>>>>>

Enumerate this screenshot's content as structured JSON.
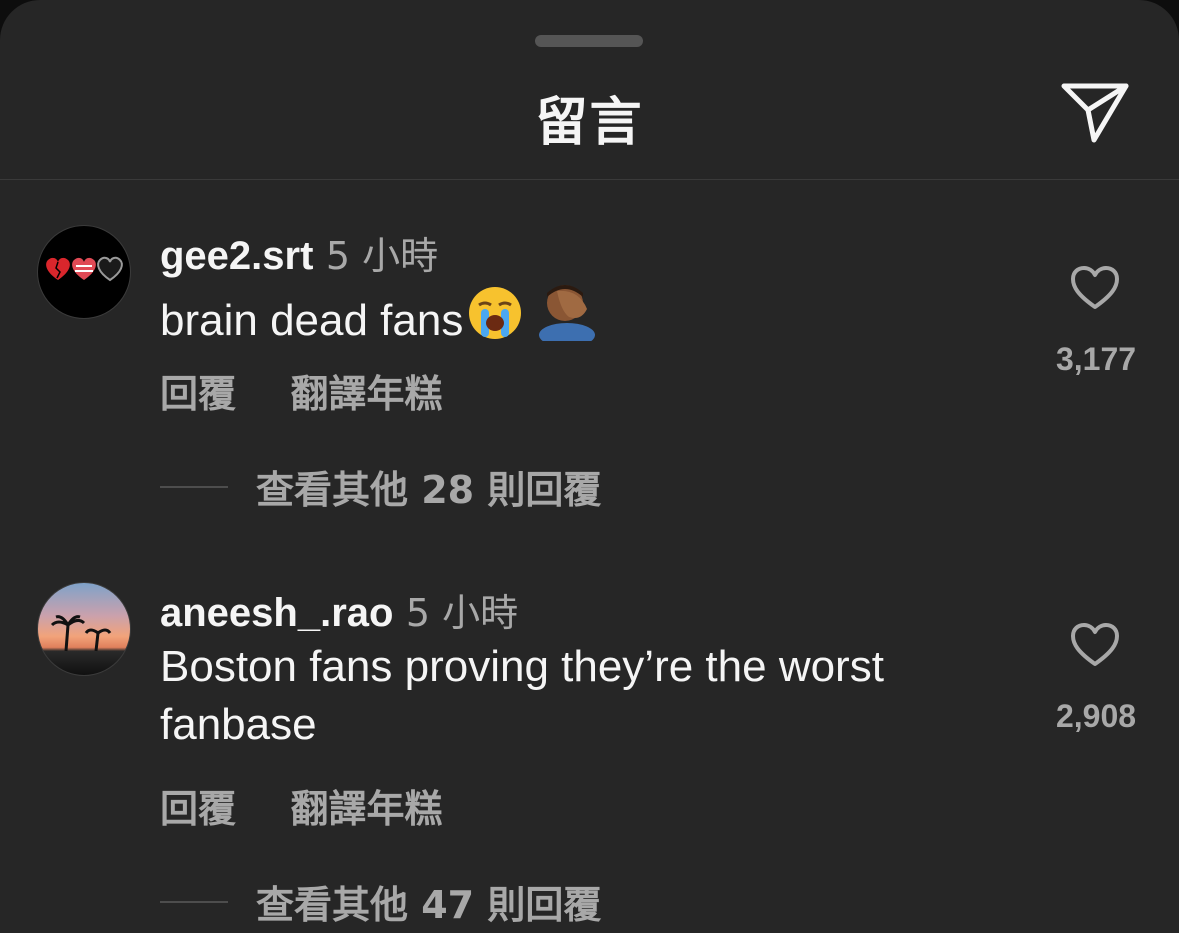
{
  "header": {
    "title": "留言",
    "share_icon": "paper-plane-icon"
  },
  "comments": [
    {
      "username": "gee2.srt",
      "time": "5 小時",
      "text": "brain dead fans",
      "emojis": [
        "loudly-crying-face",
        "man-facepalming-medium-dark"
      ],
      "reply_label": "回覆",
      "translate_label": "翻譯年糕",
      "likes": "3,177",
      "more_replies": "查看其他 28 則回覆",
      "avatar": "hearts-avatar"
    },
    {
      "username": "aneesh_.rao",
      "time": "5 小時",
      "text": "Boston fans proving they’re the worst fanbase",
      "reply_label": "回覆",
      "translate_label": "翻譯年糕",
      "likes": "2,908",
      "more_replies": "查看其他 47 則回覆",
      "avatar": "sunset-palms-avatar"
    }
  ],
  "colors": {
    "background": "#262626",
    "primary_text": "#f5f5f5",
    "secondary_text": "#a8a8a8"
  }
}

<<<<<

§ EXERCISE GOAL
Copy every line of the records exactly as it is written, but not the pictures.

§ EXERCISE OUTPUT
Enumerate this screenshot's content as structured JSON.
{
  "header": {
    "title": "留言",
    "share_icon": "paper-plane-icon"
  },
  "comments": [
    {
      "username": "gee2.srt",
      "time": "5 小時",
      "text": "brain dead fans",
      "emojis": [
        "loudly-crying-face",
        "man-facepalming-medium-dark"
      ],
      "reply_label": "回覆",
      "translate_label": "翻譯年糕",
      "likes": "3,177",
      "more_replies": "查看其他 28 則回覆",
      "avatar": "hearts-avatar"
    },
    {
      "username": "aneesh_.rao",
      "time": "5 小時",
      "text": "Boston fans proving they’re the worst fanbase",
      "reply_label": "回覆",
      "translate_label": "翻譯年糕",
      "likes": "2,908",
      "more_replies": "查看其他 47 則回覆",
      "avatar": "sunset-palms-avatar"
    }
  ],
  "colors": {
    "background": "#262626",
    "primary_text": "#f5f5f5",
    "secondary_text": "#a8a8a8"
  }
}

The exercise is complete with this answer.